Dataset excerpts:
--
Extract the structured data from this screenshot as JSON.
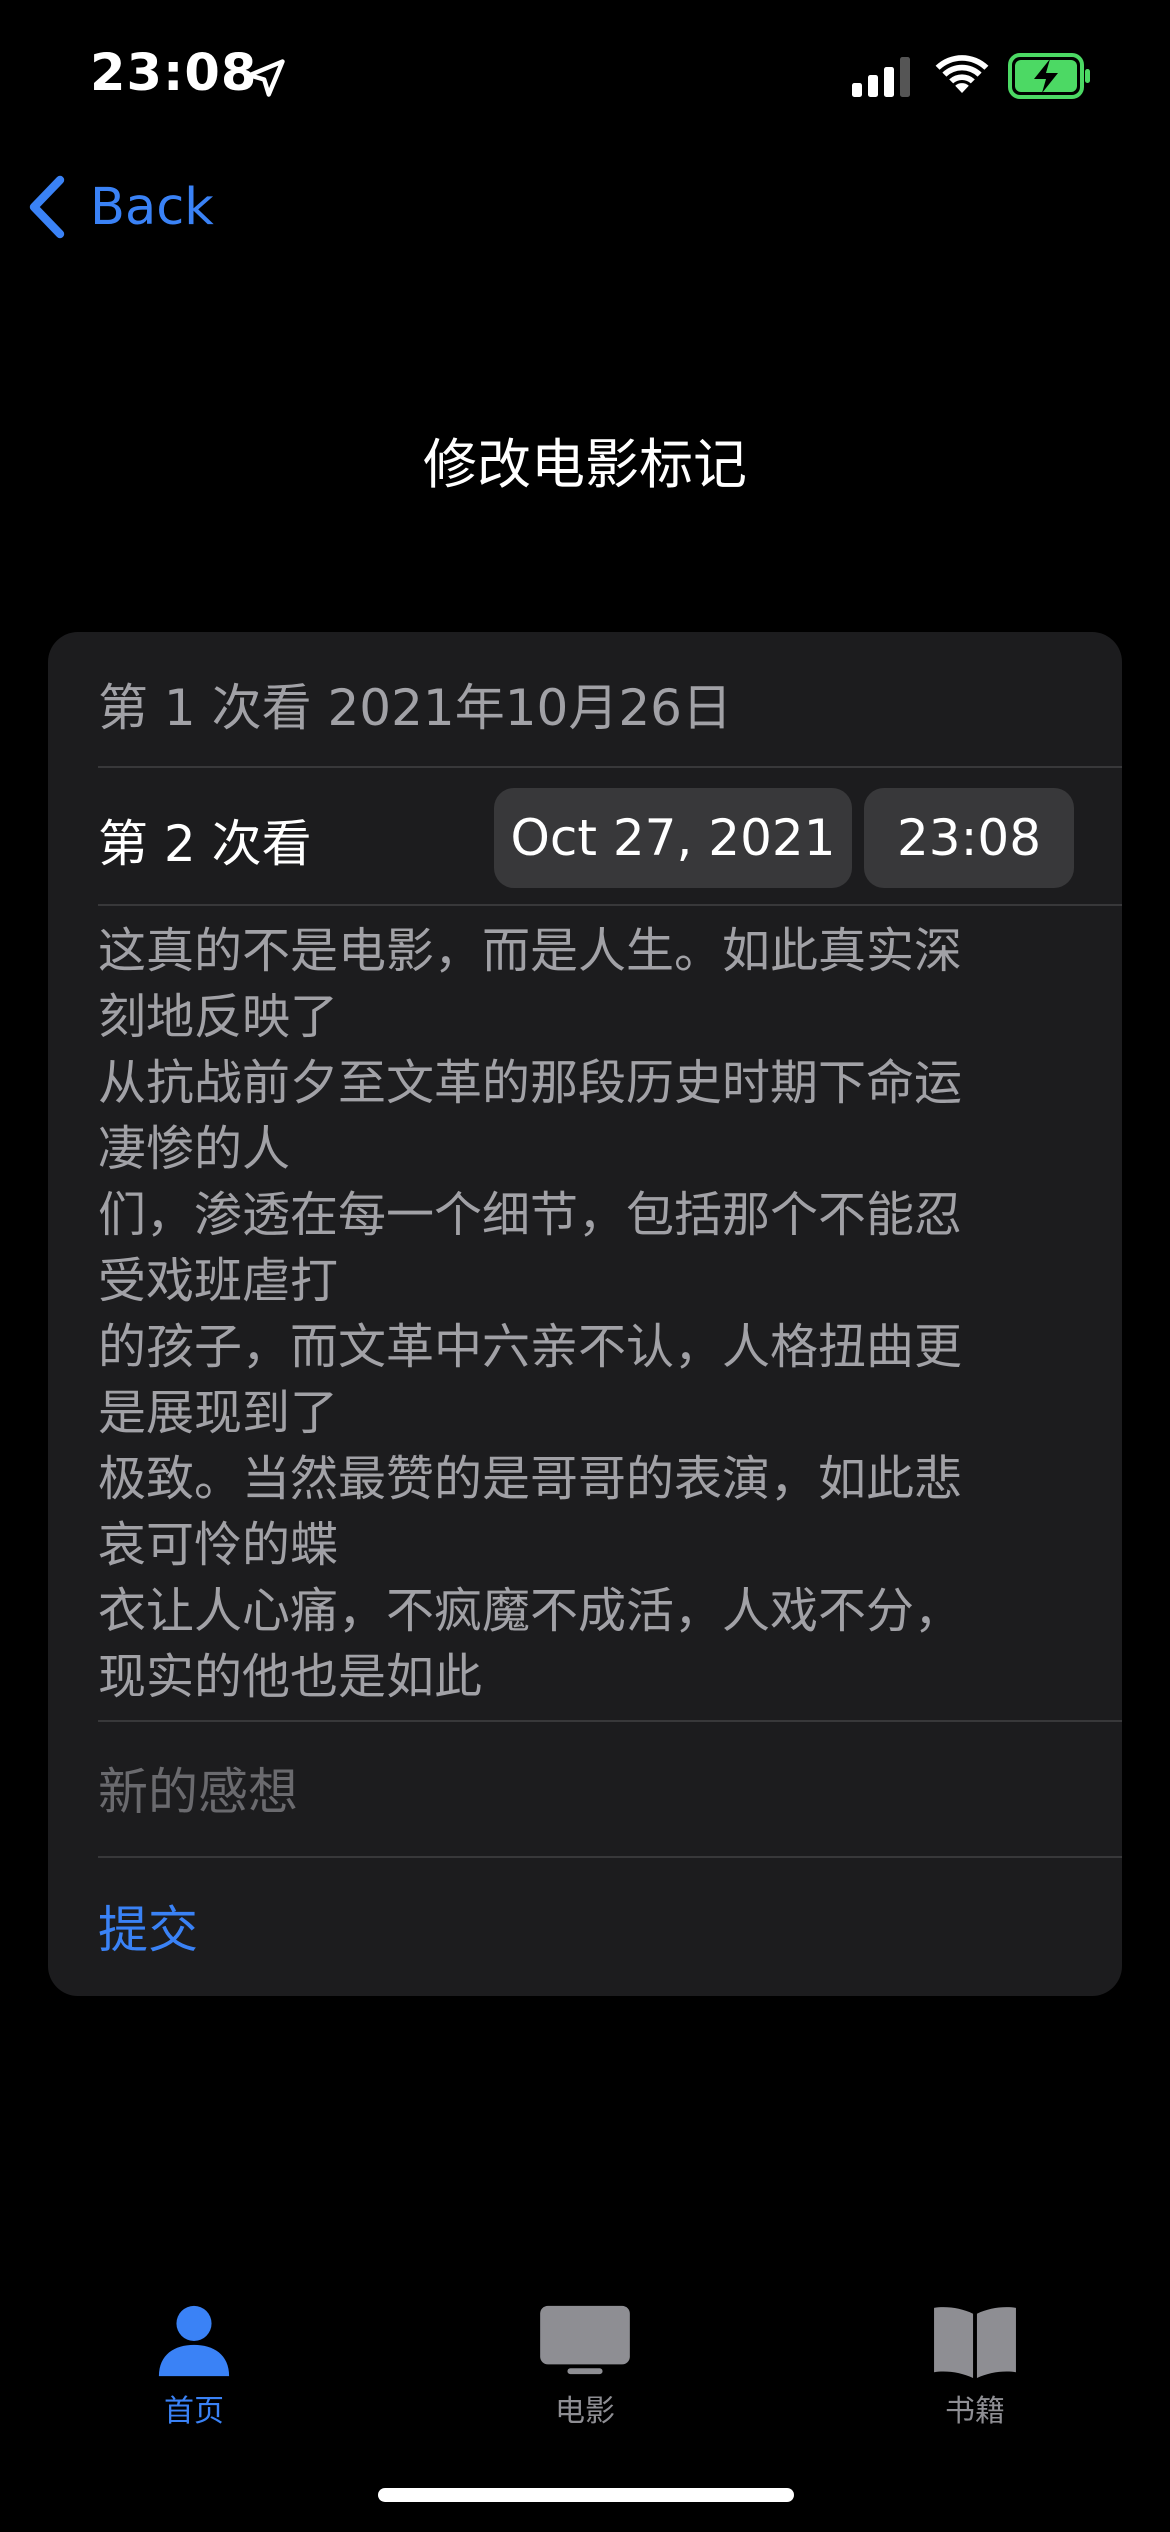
{
  "status_bar": {
    "time": "23:08",
    "icons": [
      "location-arrow-icon",
      "cellular-signal-icon",
      "wifi-icon",
      "battery-charging-icon"
    ],
    "battery_color": "#4cd964"
  },
  "nav": {
    "back_label": "Back"
  },
  "page": {
    "title": "修改电影标记"
  },
  "form": {
    "first_watch": "第 1 次看  2021年10月26日",
    "second_watch_label": "第 2 次看",
    "second_watch_date": "Oct 27, 2021",
    "second_watch_time": "23:08",
    "review_lines": [
      "这真的不是电影，而是人生。如此真实深",
      "刻地反映了",
      "从抗战前夕至文革的那段历史时期下命运",
      "凄惨的人",
      "们，渗透在每一个细节，包括那个不能忍",
      "受戏班虐打",
      "的孩子，而文革中六亲不认，人格扭曲更",
      "是展现到了",
      "极致。当然最赞的是哥哥的表演，如此悲",
      "哀可怜的蝶",
      "衣让人心痛，不疯魔不成活，人戏不分，",
      "现实的他也是如此"
    ],
    "new_thought_placeholder": "新的感想",
    "submit_label": "提交"
  },
  "tab_bar": {
    "tabs": [
      {
        "label": "首页",
        "icon": "person-icon",
        "active": true
      },
      {
        "label": "电影",
        "icon": "tv-icon",
        "active": false
      },
      {
        "label": "书籍",
        "icon": "book-icon",
        "active": false
      }
    ],
    "active_color": "#3a82f6",
    "inactive_color": "#8e8e93"
  },
  "colors": {
    "accent": "#3a82f6",
    "card_background": "#1c1c1e",
    "pill_background": "#38383a"
  }
}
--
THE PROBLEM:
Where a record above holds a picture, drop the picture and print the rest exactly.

COMPLETED EXERCISE:
Extract the structured data from this screenshot as JSON.
{
  "status_bar": {
    "time": "23:08",
    "icons": [
      "location-arrow-icon",
      "cellular-signal-icon",
      "wifi-icon",
      "battery-charging-icon"
    ],
    "battery_color": "#4cd964"
  },
  "nav": {
    "back_label": "Back"
  },
  "page": {
    "title": "修改电影标记"
  },
  "form": {
    "first_watch": "第 1 次看  2021年10月26日",
    "second_watch_label": "第 2 次看",
    "second_watch_date": "Oct 27, 2021",
    "second_watch_time": "23:08",
    "review_lines": [
      "这真的不是电影，而是人生。如此真实深",
      "刻地反映了",
      "从抗战前夕至文革的那段历史时期下命运",
      "凄惨的人",
      "们，渗透在每一个细节，包括那个不能忍",
      "受戏班虐打",
      "的孩子，而文革中六亲不认，人格扭曲更",
      "是展现到了",
      "极致。当然最赞的是哥哥的表演，如此悲",
      "哀可怜的蝶",
      "衣让人心痛，不疯魔不成活，人戏不分，",
      "现实的他也是如此"
    ],
    "new_thought_placeholder": "新的感想",
    "submit_label": "提交"
  },
  "tab_bar": {
    "tabs": [
      {
        "label": "首页",
        "icon": "person-icon",
        "active": true
      },
      {
        "label": "电影",
        "icon": "tv-icon",
        "active": false
      },
      {
        "label": "书籍",
        "icon": "book-icon",
        "active": false
      }
    ],
    "active_color": "#3a82f6",
    "inactive_color": "#8e8e93"
  },
  "colors": {
    "accent": "#3a82f6",
    "card_background": "#1c1c1e",
    "pill_background": "#38383a"
  }
}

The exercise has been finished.